As the answer, give every line of the records that includes the word "this".

START SUPPLIED ENTRIES

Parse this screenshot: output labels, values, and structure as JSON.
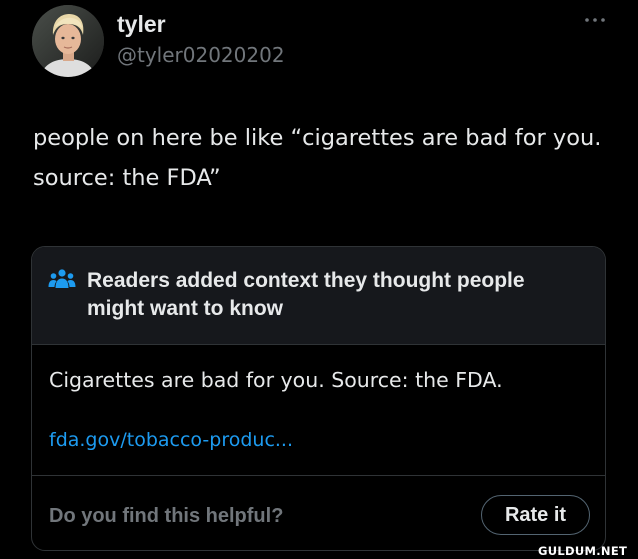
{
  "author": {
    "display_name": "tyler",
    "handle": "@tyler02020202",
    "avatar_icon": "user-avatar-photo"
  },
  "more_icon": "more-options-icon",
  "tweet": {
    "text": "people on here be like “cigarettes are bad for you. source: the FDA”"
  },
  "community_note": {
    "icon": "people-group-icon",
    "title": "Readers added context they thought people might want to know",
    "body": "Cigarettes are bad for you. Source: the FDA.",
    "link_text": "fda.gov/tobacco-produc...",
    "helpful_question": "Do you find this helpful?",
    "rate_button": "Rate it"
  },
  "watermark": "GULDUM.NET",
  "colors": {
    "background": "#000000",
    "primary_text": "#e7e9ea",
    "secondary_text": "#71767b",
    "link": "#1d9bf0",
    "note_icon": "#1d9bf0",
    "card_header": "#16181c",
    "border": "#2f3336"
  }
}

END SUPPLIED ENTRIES
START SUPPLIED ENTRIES

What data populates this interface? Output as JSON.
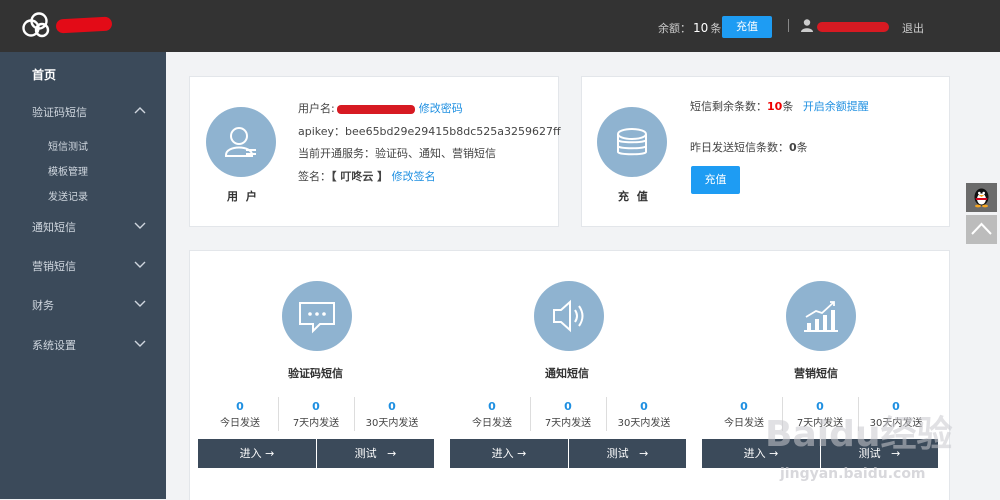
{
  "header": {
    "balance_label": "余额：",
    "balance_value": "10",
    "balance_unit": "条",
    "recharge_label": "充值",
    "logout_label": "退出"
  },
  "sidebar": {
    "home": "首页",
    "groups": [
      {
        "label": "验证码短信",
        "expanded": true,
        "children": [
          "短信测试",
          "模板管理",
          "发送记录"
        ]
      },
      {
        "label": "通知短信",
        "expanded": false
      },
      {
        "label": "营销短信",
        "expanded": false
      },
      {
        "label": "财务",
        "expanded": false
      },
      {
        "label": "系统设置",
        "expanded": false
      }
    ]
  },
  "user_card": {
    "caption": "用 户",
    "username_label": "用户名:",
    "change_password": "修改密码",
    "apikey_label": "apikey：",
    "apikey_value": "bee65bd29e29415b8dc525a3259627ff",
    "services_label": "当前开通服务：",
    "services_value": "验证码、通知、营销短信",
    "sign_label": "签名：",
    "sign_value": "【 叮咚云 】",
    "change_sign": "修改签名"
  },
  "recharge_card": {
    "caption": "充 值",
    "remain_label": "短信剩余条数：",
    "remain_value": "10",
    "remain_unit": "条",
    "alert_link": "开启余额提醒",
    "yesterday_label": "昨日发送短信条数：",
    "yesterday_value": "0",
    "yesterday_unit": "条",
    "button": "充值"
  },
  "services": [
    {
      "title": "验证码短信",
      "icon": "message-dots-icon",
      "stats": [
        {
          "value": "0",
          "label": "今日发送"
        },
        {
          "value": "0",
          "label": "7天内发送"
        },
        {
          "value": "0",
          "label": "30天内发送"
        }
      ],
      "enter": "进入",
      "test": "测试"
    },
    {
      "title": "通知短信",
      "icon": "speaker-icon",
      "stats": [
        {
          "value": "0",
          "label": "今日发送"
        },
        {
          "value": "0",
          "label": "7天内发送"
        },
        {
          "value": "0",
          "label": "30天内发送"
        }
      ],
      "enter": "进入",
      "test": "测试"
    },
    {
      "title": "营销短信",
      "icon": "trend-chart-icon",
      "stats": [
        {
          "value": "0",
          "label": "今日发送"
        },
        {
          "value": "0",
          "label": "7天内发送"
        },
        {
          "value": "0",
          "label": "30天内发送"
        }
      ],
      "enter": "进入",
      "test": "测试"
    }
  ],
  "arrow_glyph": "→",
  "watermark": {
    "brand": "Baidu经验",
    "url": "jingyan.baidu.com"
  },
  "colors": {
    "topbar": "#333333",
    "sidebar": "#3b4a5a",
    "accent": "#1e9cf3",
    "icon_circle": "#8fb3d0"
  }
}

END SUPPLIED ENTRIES

▶ _WRITTEN RESPONSE_
Parse this screenshot: output labels, values, and structure as JSON.
    "helpful_question": "Do you find this helpful?",
What data populates this interface? Output as JSON.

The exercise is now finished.